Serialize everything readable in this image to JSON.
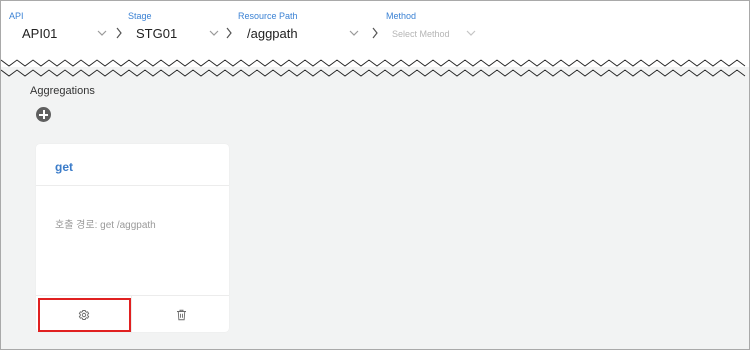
{
  "selectors": {
    "api": {
      "label": "API",
      "value": "API01"
    },
    "stage": {
      "label": "Stage",
      "value": "STG01"
    },
    "resource_path": {
      "label": "Resource Path",
      "value": "/aggpath"
    },
    "method": {
      "label": "Method",
      "placeholder": "Select Method"
    }
  },
  "aggregations": {
    "title": "Aggregations",
    "add_icon": "plus-circle-icon",
    "cards": [
      {
        "name": "get",
        "path_text": "호출 경로: get /aggpath",
        "settings_icon": "gear-icon",
        "delete_icon": "trash-icon"
      }
    ]
  },
  "colors": {
    "accent": "#3b82d4",
    "highlight": "#e02020",
    "background": "#f2f3f3"
  }
}
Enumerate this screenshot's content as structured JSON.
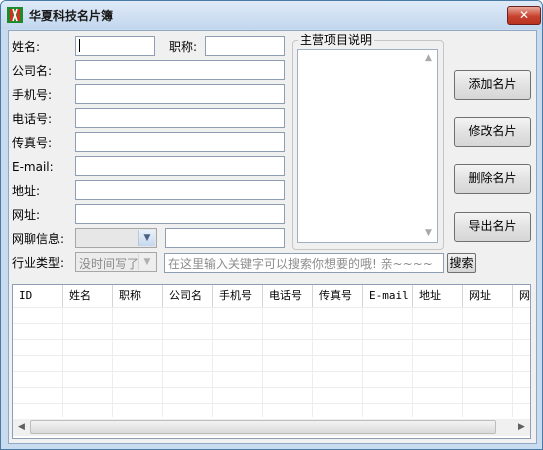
{
  "window": {
    "title": "华夏科技名片簿",
    "close_label": "✕"
  },
  "form": {
    "name_label": "姓名:",
    "title_label": "职称:",
    "company_label": "公司名:",
    "mobile_label": "手机号:",
    "phone_label": "电话号:",
    "fax_label": "传真号:",
    "email_label": "E-mail:",
    "address_label": "地址:",
    "website_label": "网址:",
    "im_label": "网聊信息:",
    "industry_label": "行业类型:",
    "industry_value": "没时间写了",
    "name_value": "",
    "title_value": "",
    "company_value": "",
    "mobile_value": "",
    "phone_value": "",
    "fax_value": "",
    "email_value": "",
    "address_value": "",
    "website_value": "",
    "im_value": ""
  },
  "business_group": {
    "title": "主营项目说明",
    "value": ""
  },
  "search": {
    "placeholder": "在这里输入关键字可以搜索你想要的哦! 亲~~~~",
    "button_label": "搜索"
  },
  "actions": {
    "add": "添加名片",
    "edit": "修改名片",
    "delete": "删除名片",
    "export": "导出名片"
  },
  "table": {
    "columns": [
      "ID",
      "姓名",
      "职称",
      "公司名",
      "手机号",
      "电话号",
      "传真号",
      "E-mail",
      "地址",
      "网址",
      "网"
    ]
  },
  "colors": {
    "title_bg": "#c9dcef",
    "close": "#c7432e",
    "client_bg": "#f0f0f0"
  }
}
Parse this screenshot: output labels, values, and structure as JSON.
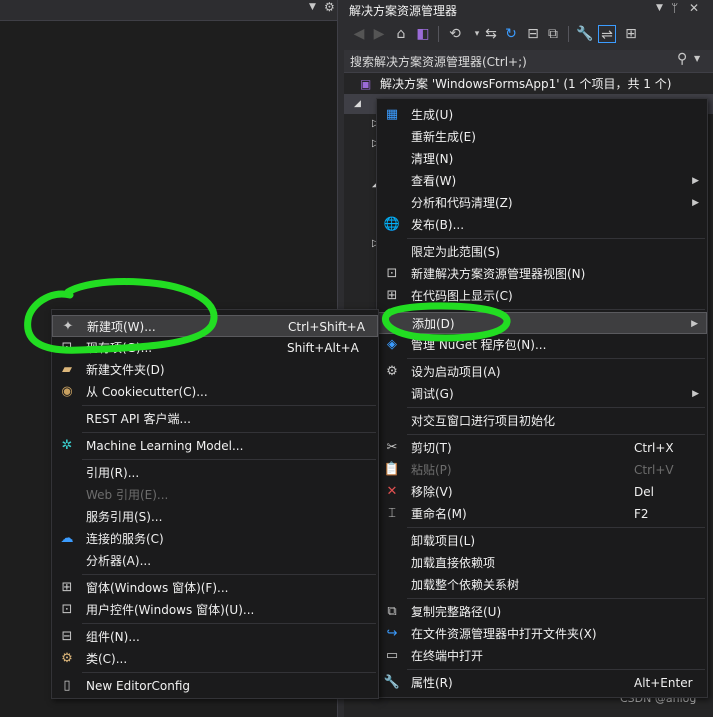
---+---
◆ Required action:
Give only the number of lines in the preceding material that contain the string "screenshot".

◆ Task output:
2